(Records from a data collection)

* * * * * * * * *

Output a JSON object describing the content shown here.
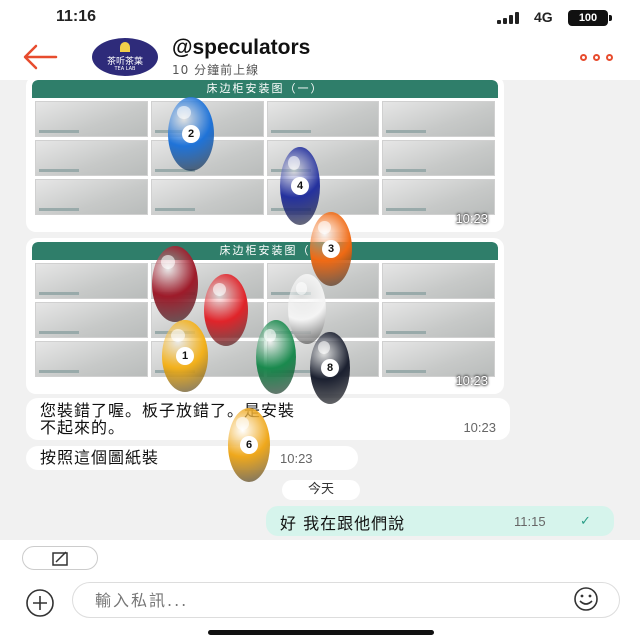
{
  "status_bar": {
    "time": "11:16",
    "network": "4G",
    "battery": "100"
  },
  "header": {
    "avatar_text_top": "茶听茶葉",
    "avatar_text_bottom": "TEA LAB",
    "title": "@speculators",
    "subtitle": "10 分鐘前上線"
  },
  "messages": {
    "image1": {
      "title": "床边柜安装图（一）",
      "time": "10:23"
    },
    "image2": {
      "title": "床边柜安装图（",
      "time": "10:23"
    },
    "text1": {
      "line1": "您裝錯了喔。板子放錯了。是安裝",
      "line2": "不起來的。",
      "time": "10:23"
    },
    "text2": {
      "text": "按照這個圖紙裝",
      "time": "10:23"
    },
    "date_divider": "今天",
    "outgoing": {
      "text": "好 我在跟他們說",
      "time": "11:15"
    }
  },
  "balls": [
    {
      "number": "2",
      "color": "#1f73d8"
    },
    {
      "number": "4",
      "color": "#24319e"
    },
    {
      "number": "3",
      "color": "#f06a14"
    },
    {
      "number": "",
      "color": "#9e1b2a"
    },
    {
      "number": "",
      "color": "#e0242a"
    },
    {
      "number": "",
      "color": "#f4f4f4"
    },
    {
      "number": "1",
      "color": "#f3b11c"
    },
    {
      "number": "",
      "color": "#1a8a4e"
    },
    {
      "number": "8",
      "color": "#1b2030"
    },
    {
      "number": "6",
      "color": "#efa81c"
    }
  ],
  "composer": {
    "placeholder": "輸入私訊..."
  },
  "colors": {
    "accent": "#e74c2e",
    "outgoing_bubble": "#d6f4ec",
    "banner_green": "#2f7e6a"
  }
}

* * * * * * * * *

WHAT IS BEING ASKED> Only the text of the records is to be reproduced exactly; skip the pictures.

EXERCISE ANSWER>
Output a JSON object describing the content shown here.
{
  "status_bar": {
    "time": "11:16",
    "network": "4G",
    "battery": "100"
  },
  "header": {
    "avatar_text_top": "茶听茶葉",
    "avatar_text_bottom": "TEA LAB",
    "title": "@speculators",
    "subtitle": "10 分鐘前上線"
  },
  "messages": {
    "image1": {
      "title": "床边柜安装图（一）",
      "time": "10:23"
    },
    "image2": {
      "title": "床边柜安装图（",
      "time": "10:23"
    },
    "text1": {
      "line1": "您裝錯了喔。板子放錯了。是安裝",
      "line2": "不起來的。",
      "time": "10:23"
    },
    "text2": {
      "text": "按照這個圖紙裝",
      "time": "10:23"
    },
    "date_divider": "今天",
    "outgoing": {
      "text": "好 我在跟他們說",
      "time": "11:15"
    }
  },
  "balls": [
    {
      "number": "2",
      "color": "#1f73d8"
    },
    {
      "number": "4",
      "color": "#24319e"
    },
    {
      "number": "3",
      "color": "#f06a14"
    },
    {
      "number": "",
      "color": "#9e1b2a"
    },
    {
      "number": "",
      "color": "#e0242a"
    },
    {
      "number": "",
      "color": "#f4f4f4"
    },
    {
      "number": "1",
      "color": "#f3b11c"
    },
    {
      "number": "",
      "color": "#1a8a4e"
    },
    {
      "number": "8",
      "color": "#1b2030"
    },
    {
      "number": "6",
      "color": "#efa81c"
    }
  ],
  "composer": {
    "placeholder": "輸入私訊..."
  },
  "colors": {
    "accent": "#e74c2e",
    "outgoing_bubble": "#d6f4ec",
    "banner_green": "#2f7e6a"
  }
}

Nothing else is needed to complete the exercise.